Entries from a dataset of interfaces
□ □ □ □ □

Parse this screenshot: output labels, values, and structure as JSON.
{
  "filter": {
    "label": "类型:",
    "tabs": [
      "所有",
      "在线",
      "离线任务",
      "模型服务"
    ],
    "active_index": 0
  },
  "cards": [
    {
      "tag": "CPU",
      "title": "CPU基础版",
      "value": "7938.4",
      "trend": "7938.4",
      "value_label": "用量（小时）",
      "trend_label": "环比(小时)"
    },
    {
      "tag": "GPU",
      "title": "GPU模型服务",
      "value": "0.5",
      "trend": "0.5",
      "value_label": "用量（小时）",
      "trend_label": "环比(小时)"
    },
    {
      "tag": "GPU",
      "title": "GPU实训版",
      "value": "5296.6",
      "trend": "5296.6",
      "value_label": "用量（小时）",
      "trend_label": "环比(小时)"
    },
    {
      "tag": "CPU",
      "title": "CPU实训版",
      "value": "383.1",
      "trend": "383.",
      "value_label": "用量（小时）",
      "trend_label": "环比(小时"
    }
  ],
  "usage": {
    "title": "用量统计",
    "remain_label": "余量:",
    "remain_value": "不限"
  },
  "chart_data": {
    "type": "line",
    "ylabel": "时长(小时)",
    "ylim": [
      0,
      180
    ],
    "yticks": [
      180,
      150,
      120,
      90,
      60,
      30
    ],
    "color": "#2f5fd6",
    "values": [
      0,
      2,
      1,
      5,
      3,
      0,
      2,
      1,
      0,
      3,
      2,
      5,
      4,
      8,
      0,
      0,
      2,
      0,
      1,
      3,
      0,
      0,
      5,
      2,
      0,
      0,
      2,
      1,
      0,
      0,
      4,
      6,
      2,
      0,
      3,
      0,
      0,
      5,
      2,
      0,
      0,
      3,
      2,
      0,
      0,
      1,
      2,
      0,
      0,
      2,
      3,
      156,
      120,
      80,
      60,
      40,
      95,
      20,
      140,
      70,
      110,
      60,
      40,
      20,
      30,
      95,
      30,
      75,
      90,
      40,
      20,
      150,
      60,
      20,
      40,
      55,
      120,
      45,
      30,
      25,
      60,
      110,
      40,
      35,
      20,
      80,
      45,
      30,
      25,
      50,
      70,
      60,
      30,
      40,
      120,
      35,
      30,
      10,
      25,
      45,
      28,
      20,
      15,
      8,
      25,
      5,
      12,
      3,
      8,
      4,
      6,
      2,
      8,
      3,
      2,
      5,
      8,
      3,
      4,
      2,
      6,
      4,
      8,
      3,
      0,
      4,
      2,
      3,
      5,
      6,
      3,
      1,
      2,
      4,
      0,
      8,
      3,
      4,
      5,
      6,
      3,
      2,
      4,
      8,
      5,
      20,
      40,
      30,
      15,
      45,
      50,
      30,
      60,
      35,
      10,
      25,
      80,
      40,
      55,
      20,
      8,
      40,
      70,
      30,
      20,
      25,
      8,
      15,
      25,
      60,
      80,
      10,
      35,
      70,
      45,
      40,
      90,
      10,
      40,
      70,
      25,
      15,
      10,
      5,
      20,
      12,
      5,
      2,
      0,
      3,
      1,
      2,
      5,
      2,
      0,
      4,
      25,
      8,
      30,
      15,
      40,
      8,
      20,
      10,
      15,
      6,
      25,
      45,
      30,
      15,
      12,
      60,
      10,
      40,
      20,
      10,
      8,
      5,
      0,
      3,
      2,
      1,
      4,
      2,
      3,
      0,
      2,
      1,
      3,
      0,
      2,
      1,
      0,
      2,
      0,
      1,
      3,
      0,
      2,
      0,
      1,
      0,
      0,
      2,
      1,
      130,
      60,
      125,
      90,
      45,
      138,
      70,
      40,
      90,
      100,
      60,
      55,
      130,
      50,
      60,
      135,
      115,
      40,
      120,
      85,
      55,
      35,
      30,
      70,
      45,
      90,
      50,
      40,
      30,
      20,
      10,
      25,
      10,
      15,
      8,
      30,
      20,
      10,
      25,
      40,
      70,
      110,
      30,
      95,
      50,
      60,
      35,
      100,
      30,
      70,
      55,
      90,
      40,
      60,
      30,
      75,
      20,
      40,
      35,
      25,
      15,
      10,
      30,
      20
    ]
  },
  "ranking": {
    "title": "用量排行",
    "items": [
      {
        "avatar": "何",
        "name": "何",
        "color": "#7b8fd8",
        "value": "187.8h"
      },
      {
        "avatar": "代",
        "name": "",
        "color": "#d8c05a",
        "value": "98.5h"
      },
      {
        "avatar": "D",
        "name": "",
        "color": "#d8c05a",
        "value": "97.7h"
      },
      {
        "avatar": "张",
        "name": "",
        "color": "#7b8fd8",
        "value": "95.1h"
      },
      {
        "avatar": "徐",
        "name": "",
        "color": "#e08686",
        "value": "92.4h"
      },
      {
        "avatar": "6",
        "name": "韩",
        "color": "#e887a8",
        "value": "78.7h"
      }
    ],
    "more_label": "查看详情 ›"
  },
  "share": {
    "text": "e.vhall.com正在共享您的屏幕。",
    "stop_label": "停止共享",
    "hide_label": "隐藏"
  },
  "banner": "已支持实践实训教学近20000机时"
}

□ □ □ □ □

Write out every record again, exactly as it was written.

Answer to this task
Parse this screenshot: output labels, values, and structure as JSON.
{
  "filter": {
    "label": "类型:",
    "tabs": [
      "所有",
      "在线",
      "离线任务",
      "模型服务"
    ],
    "active_index": 0
  },
  "cards": [
    {
      "tag": "CPU",
      "title": "CPU基础版",
      "value": "7938.4",
      "trend": "7938.4",
      "value_label": "用量（小时）",
      "trend_label": "环比(小时)"
    },
    {
      "tag": "GPU",
      "title": "GPU模型服务",
      "value": "0.5",
      "trend": "0.5",
      "value_label": "用量（小时）",
      "trend_label": "环比(小时)"
    },
    {
      "tag": "GPU",
      "title": "GPU实训版",
      "value": "5296.6",
      "trend": "5296.6",
      "value_label": "用量（小时）",
      "trend_label": "环比(小时)"
    },
    {
      "tag": "CPU",
      "title": "CPU实训版",
      "value": "383.1",
      "trend": "383.",
      "value_label": "用量（小时）",
      "trend_label": "环比(小时"
    }
  ],
  "usage": {
    "title": "用量统计",
    "remain_label": "余量:",
    "remain_value": "不限"
  },
  "chart_data": {
    "type": "line",
    "ylabel": "时长(小时)",
    "ylim": [
      0,
      180
    ],
    "yticks": [
      180,
      150,
      120,
      90,
      60,
      30
    ],
    "color": "#2f5fd6",
    "values": [
      0,
      2,
      1,
      5,
      3,
      0,
      2,
      1,
      0,
      3,
      2,
      5,
      4,
      8,
      0,
      0,
      2,
      0,
      1,
      3,
      0,
      0,
      5,
      2,
      0,
      0,
      2,
      1,
      0,
      0,
      4,
      6,
      2,
      0,
      3,
      0,
      0,
      5,
      2,
      0,
      0,
      3,
      2,
      0,
      0,
      1,
      2,
      0,
      0,
      2,
      3,
      156,
      120,
      80,
      60,
      40,
      95,
      20,
      140,
      70,
      110,
      60,
      40,
      20,
      30,
      95,
      30,
      75,
      90,
      40,
      20,
      150,
      60,
      20,
      40,
      55,
      120,
      45,
      30,
      25,
      60,
      110,
      40,
      35,
      20,
      80,
      45,
      30,
      25,
      50,
      70,
      60,
      30,
      40,
      120,
      35,
      30,
      10,
      25,
      45,
      28,
      20,
      15,
      8,
      25,
      5,
      12,
      3,
      8,
      4,
      6,
      2,
      8,
      3,
      2,
      5,
      8,
      3,
      4,
      2,
      6,
      4,
      8,
      3,
      0,
      4,
      2,
      3,
      5,
      6,
      3,
      1,
      2,
      4,
      0,
      8,
      3,
      4,
      5,
      6,
      3,
      2,
      4,
      8,
      5,
      20,
      40,
      30,
      15,
      45,
      50,
      30,
      60,
      35,
      10,
      25,
      80,
      40,
      55,
      20,
      8,
      40,
      70,
      30,
      20,
      25,
      8,
      15,
      25,
      60,
      80,
      10,
      35,
      70,
      45,
      40,
      90,
      10,
      40,
      70,
      25,
      15,
      10,
      5,
      20,
      12,
      5,
      2,
      0,
      3,
      1,
      2,
      5,
      2,
      0,
      4,
      25,
      8,
      30,
      15,
      40,
      8,
      20,
      10,
      15,
      6,
      25,
      45,
      30,
      15,
      12,
      60,
      10,
      40,
      20,
      10,
      8,
      5,
      0,
      3,
      2,
      1,
      4,
      2,
      3,
      0,
      2,
      1,
      3,
      0,
      2,
      1,
      0,
      2,
      0,
      1,
      3,
      0,
      2,
      0,
      1,
      0,
      0,
      2,
      1,
      130,
      60,
      125,
      90,
      45,
      138,
      70,
      40,
      90,
      100,
      60,
      55,
      130,
      50,
      60,
      135,
      115,
      40,
      120,
      85,
      55,
      35,
      30,
      70,
      45,
      90,
      50,
      40,
      30,
      20,
      10,
      25,
      10,
      15,
      8,
      30,
      20,
      10,
      25,
      40,
      70,
      110,
      30,
      95,
      50,
      60,
      35,
      100,
      30,
      70,
      55,
      90,
      40,
      60,
      30,
      75,
      20,
      40,
      35,
      25,
      15,
      10,
      30,
      20
    ]
  },
  "ranking": {
    "title": "用量排行",
    "items": [
      {
        "avatar": "何",
        "name": "何",
        "color": "#7b8fd8",
        "value": "187.8h"
      },
      {
        "avatar": "代",
        "name": "",
        "color": "#d8c05a",
        "value": "98.5h"
      },
      {
        "avatar": "D",
        "name": "",
        "color": "#d8c05a",
        "value": "97.7h"
      },
      {
        "avatar": "张",
        "name": "",
        "color": "#7b8fd8",
        "value": "95.1h"
      },
      {
        "avatar": "徐",
        "name": "",
        "color": "#e08686",
        "value": "92.4h"
      },
      {
        "avatar": "6",
        "name": "韩",
        "color": "#e887a8",
        "value": "78.7h"
      }
    ],
    "more_label": "查看详情 ›"
  },
  "share": {
    "text": "e.vhall.com正在共享您的屏幕。",
    "stop_label": "停止共享",
    "hide_label": "隐藏"
  },
  "banner": "已支持实践实训教学近20000机时"
}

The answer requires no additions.